● EXERCISE DIRECTIONS
Pull every line that holds the word "title" from the entries.

● TASK INPUT
= = = = = = =
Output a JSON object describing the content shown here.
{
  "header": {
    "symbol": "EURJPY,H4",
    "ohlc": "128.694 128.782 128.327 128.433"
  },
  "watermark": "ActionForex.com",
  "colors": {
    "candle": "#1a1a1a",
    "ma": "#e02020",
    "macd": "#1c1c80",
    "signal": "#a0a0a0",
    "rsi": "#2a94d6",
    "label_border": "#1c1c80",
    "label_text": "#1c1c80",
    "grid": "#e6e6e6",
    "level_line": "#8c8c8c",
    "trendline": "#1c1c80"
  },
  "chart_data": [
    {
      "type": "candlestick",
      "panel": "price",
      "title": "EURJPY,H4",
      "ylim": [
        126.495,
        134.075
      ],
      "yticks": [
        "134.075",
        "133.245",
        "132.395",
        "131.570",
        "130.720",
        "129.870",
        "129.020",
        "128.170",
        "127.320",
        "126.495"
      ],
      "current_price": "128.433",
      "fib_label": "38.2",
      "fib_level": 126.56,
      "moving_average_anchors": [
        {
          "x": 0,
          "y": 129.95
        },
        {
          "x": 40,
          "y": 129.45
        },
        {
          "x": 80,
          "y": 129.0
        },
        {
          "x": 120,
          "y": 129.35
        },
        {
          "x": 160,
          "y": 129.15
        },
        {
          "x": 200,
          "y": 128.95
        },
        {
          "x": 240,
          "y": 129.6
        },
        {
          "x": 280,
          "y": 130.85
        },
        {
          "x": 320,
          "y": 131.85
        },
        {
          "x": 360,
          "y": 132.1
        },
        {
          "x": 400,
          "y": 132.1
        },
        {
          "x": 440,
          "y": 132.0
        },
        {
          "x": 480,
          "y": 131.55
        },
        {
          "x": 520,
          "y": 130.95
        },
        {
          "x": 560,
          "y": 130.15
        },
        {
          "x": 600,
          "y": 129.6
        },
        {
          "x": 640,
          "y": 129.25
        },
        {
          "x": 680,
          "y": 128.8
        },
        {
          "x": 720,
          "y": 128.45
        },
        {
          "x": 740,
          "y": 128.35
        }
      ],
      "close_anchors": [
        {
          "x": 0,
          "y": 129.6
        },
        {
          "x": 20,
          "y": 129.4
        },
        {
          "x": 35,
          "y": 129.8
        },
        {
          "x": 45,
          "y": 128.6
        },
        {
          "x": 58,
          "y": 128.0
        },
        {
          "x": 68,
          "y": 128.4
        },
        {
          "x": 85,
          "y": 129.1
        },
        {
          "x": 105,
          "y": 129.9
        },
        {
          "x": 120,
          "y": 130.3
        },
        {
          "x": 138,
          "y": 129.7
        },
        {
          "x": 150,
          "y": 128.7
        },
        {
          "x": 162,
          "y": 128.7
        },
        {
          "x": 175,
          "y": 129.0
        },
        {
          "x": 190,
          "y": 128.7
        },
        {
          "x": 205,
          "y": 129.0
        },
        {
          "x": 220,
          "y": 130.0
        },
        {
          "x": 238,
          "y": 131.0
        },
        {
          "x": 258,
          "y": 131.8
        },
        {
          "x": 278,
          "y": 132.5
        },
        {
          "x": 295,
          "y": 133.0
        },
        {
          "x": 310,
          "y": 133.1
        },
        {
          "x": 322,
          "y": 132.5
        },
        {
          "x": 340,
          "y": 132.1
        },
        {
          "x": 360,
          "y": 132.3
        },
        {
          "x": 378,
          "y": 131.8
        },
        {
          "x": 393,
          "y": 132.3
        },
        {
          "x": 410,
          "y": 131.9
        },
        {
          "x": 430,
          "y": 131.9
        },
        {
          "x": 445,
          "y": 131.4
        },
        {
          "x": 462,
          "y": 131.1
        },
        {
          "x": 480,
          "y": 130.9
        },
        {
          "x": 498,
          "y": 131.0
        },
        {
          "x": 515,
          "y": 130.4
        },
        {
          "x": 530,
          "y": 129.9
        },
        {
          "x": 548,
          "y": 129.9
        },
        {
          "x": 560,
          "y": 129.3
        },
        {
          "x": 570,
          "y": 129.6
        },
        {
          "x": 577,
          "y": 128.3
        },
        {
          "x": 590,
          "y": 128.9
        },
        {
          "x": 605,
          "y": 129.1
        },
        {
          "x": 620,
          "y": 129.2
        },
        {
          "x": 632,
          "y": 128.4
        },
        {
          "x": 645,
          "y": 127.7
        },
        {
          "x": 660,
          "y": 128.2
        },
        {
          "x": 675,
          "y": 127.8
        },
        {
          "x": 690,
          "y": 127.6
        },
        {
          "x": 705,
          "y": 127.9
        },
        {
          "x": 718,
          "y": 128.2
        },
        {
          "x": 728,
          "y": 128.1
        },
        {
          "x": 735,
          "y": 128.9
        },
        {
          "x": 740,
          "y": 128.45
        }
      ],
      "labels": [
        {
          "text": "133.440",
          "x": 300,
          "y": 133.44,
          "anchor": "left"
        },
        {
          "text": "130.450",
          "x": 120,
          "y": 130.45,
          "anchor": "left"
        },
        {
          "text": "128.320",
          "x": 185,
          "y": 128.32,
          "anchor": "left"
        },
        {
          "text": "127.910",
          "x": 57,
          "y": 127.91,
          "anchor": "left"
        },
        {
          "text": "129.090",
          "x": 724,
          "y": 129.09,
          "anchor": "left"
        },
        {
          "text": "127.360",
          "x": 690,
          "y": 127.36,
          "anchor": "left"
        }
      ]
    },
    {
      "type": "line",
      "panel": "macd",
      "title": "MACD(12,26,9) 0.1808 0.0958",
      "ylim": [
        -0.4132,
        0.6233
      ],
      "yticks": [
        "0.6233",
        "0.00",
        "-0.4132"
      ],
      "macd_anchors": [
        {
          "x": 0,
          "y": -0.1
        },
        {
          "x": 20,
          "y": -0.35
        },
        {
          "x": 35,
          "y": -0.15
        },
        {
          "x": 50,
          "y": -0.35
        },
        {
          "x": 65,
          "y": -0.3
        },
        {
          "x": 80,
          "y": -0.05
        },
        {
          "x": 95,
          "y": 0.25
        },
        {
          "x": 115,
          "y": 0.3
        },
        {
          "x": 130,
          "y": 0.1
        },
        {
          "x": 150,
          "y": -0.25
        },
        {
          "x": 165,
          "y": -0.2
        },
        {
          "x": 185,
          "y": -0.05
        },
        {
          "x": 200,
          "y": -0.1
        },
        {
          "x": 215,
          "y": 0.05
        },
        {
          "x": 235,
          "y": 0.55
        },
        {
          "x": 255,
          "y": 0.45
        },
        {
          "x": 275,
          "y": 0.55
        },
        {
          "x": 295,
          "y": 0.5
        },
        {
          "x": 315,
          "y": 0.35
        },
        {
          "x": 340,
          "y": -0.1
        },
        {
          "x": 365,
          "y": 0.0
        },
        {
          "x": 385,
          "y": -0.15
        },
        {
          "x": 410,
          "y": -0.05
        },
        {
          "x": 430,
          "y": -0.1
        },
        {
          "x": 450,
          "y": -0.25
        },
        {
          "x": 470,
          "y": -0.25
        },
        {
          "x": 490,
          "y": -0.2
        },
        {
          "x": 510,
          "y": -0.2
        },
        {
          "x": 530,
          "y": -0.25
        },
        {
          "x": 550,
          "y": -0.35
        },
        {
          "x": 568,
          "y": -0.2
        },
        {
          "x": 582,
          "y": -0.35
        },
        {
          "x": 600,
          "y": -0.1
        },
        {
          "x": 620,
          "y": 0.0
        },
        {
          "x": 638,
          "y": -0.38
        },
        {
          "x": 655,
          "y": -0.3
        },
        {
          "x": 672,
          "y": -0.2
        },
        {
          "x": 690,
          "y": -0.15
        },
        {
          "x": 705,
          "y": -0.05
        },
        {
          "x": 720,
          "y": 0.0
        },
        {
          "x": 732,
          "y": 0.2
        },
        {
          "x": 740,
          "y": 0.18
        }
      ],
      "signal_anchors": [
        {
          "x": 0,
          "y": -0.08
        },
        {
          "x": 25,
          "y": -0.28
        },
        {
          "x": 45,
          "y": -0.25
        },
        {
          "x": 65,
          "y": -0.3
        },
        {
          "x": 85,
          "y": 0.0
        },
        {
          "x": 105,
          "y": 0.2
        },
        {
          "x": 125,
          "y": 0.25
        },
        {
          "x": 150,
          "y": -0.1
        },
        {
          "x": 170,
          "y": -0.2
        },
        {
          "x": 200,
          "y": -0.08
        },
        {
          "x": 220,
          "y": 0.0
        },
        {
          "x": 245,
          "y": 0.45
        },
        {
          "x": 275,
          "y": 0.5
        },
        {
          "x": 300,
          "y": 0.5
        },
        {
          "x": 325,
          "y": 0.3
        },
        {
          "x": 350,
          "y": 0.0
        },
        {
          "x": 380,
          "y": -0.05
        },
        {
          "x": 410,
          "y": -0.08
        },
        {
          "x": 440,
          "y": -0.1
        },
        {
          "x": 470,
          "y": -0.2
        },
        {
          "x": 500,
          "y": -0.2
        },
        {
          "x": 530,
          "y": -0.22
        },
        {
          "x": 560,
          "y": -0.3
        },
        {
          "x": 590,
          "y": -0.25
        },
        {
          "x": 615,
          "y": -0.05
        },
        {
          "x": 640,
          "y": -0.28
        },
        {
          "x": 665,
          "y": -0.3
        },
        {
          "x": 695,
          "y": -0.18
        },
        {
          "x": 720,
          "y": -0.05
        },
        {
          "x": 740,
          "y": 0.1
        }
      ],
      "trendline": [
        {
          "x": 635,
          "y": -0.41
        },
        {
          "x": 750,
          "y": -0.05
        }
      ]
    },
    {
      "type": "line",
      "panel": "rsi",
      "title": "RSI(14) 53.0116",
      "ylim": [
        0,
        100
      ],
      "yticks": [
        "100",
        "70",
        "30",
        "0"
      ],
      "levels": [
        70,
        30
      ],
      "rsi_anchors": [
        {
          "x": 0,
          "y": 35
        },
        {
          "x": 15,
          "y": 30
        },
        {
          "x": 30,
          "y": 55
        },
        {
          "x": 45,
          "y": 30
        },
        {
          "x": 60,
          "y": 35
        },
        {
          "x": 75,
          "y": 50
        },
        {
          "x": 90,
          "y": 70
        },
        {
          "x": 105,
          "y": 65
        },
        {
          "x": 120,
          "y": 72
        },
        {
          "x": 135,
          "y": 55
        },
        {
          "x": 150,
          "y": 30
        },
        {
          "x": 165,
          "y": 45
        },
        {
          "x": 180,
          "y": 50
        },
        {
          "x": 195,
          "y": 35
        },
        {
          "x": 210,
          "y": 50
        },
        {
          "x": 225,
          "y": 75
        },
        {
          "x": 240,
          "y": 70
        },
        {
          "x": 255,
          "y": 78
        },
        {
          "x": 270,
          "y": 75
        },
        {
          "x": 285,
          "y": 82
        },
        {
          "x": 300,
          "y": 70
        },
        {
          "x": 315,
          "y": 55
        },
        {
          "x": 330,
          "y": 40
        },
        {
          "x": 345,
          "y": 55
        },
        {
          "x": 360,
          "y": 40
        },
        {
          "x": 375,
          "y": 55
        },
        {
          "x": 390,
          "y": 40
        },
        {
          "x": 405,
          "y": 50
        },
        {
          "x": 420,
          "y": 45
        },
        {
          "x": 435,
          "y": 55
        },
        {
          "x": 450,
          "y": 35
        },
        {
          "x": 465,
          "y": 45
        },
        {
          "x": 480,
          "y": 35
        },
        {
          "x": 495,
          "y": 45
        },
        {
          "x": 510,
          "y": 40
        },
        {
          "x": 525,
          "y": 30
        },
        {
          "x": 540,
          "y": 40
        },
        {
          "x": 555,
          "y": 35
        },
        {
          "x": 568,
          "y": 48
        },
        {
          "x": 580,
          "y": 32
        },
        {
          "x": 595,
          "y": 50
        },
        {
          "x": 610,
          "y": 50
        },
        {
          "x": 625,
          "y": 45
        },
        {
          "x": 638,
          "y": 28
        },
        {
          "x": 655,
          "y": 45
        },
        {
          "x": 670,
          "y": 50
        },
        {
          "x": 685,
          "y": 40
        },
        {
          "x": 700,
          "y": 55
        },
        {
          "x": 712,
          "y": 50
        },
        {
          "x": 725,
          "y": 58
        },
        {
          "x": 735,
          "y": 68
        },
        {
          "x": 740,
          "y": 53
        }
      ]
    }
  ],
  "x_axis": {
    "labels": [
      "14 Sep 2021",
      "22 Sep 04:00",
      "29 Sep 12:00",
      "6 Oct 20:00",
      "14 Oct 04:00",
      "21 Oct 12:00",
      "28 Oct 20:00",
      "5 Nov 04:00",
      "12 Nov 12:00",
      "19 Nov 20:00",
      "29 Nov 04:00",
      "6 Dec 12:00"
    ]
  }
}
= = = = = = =
● ANSWER BOX
      "title": "EURJPY,H4",
      "title": "MACD(12,26,9) 0.1808 0.0958",
      "title": "RSI(14) 53.0116",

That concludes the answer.